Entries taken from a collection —
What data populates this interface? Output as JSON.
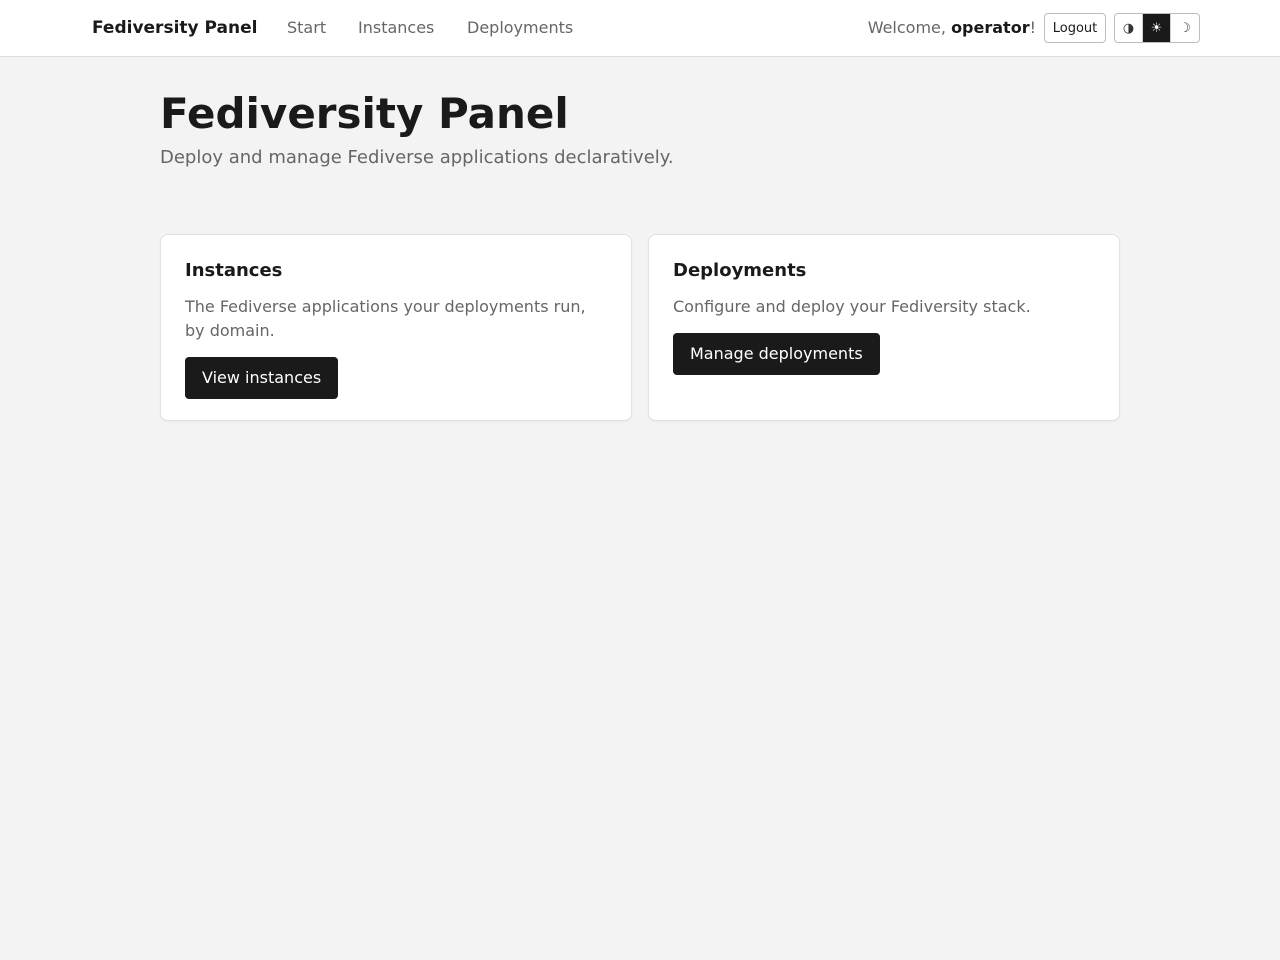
{
  "nav": {
    "brand": "Fediversity Panel",
    "links": [
      "Start",
      "Instances",
      "Deployments"
    ],
    "welcome_prefix": "Welcome, ",
    "username": "operator",
    "welcome_suffix": "!",
    "logout_label": "Logout",
    "theme_options": [
      {
        "icon": "auto-theme-icon",
        "glyph": "◑"
      },
      {
        "icon": "sun-icon",
        "glyph": "☀"
      },
      {
        "icon": "moon-icon",
        "glyph": "☽"
      }
    ],
    "active_theme": "sun-icon"
  },
  "hero": {
    "title": "Fediversity Panel",
    "subtitle": "Deploy and manage Fediverse applications declaratively."
  },
  "cards": [
    {
      "title": "Instances",
      "text": "The Fediverse applications your deployments run, by domain.",
      "button": "View instances"
    },
    {
      "title": "Deployments",
      "text": "Configure and deploy your Fediversity stack.",
      "button": "Manage deployments"
    }
  ],
  "colors": {
    "background": "#f3f3f3",
    "surface": "#ffffff",
    "primary": "#1a1a1a",
    "muted_text": "#666666"
  }
}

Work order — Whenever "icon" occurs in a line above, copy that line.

Reply to the exercise —
        "icon": "auto-theme-icon",
        "icon": "sun-icon",
        "icon": "moon-icon",
    "active_theme": "sun-icon"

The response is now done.